Elevated Marshal Posts at Algarve Circuit

Every circuit I visit provides an opportunity to learn something new, something unique. The Algarve Circuit where I worked the Maxi 32h event this weekend was no exception. In Portugal they use elevated marshal stations around the Portimão Circuit full of blind corners and significant elevation changes.

For Friday’s practice I got to work Post 06 at the exit of Turn 2 while on Saturday and Sunday I was at Post 11 in the middle of Turn 8. From Post 11 I could look directly down at Post 05 directly behind us as we were significantly higher, and Posts 12 and 13 could look straight down at us as they were ahead of us. If that creates the visual of a side of a mountain you’d be correct in thinking that, basically the circuit goes up and down a pretty steep hill. But the physical stations were no different than stations used at COTA in Texas. There were however Posts 21 and 22 that were on stilts. I kid you not, they were significantly elevated off the ground like so:
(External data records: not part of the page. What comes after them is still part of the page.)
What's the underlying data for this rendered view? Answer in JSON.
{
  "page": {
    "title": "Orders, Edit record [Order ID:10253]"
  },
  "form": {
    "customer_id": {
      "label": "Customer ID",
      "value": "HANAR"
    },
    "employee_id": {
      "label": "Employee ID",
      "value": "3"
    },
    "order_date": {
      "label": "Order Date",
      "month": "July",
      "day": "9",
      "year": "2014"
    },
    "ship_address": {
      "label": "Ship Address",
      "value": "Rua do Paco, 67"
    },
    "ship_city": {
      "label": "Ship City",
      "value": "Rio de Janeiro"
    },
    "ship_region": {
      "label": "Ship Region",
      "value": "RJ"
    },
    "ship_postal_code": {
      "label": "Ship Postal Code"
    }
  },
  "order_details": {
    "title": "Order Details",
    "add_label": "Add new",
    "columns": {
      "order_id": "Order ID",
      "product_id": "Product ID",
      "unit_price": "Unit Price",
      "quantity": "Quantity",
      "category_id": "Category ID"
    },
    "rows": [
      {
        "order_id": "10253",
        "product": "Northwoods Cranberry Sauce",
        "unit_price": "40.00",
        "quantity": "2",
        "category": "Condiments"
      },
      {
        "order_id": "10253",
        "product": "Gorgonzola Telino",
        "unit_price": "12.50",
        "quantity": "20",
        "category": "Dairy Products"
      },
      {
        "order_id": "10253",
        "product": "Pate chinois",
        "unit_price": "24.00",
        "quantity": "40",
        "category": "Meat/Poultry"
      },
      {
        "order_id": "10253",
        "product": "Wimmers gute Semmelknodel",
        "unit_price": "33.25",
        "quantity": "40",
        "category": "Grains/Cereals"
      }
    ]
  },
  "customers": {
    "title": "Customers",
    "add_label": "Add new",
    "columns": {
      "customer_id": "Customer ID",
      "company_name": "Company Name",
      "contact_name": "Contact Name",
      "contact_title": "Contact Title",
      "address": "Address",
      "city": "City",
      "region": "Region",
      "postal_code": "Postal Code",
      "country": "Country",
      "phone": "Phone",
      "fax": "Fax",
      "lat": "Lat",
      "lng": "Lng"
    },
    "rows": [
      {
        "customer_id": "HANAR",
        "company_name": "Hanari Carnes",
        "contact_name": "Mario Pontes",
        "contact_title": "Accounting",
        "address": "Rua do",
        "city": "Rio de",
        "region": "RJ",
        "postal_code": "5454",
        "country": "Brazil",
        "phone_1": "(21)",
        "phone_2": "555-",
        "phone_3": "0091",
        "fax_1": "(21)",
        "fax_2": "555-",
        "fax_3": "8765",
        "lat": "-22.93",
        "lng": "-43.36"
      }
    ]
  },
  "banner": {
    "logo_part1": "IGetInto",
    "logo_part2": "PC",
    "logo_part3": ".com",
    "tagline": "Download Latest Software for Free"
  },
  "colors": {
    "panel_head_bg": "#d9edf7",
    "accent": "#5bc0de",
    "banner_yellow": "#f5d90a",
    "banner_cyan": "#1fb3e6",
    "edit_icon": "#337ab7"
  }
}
elevated marshal post

algarve elevated marshal station

To get in or out you use a step ladder, but otherwise the set up is no different than stations closer to the ground. The difference of course is the visibility advantage this creates:

algarve elevated marshal post

portimao marshal station

Looking out at the part of the course you cover as a marshal you can have an unobstructed view way downstream as well as upstream with no blind spots. And I thought that was a fantastic advantage. Of course sharing this photo on the Flag Marshals of the World facebook group I was quickly reminded how dangerous such a set up can be because there are very limited escape opportunities. Of course, track designers tend to air on the side of caution when it comes to station positioning, etc. But considering that the Algarve Circuit hosts major FIA events like Formula One testing, WEC testing, BEC racing, SBK Superbikes and the Maxi 32h race I worked; surely the safety aspect of the design was taken into the consideration. Additionally, being a modern FIA track it features a ridiculous amount of paved run off and gravel traps followed by deep tire walls, armco and safety fencing. Granted the station is directly above the catch fence but the likelihood of debris flying that high, that far off the racing line is unlikely… I would imagine. Of course no place is completely safe at a race track, but the benefit of having good visibility so you can see stuff crashing into you instead of being surprised when it actually happens and you weren’t able to see it coming has it’s advantages.

In all honesty I wish Circuit of the Americas would implement a similar idea for some of it’s stations. For example I worked Turn 12 last year and Turn 11C this year and in both cases I couldn’t see anything coming at me until the cars were right on top of me. Sure I was behind a safety barrier and a catch fence, etc. But if something were to come at me at a high rate of speed I wouldn’t know about it until the car crashed into me. And I’m not sure if that’s an entirely “safe” scenario.

Part of the criticism about the high elevation of the station is that flags were no longer at driver’s eye level. But again I think is a non-issue as the drivers coming up hill see the top of the station first where the flags are, and only have to look up at the station when they are directly in front of it which means at that point they are no longer looking at the station but further down the track at the next turn. I am all for early warning rather than a “safer” spot that is right on top of the incident or too far along that the driver can’t reasonably take appropriate action because there isn’t enough time to react.

So props to the Algarve Circuit with their implementation of a good idea. And I hope other tracks would consider using a similar concept when it is “safe” and makes logical sense to do.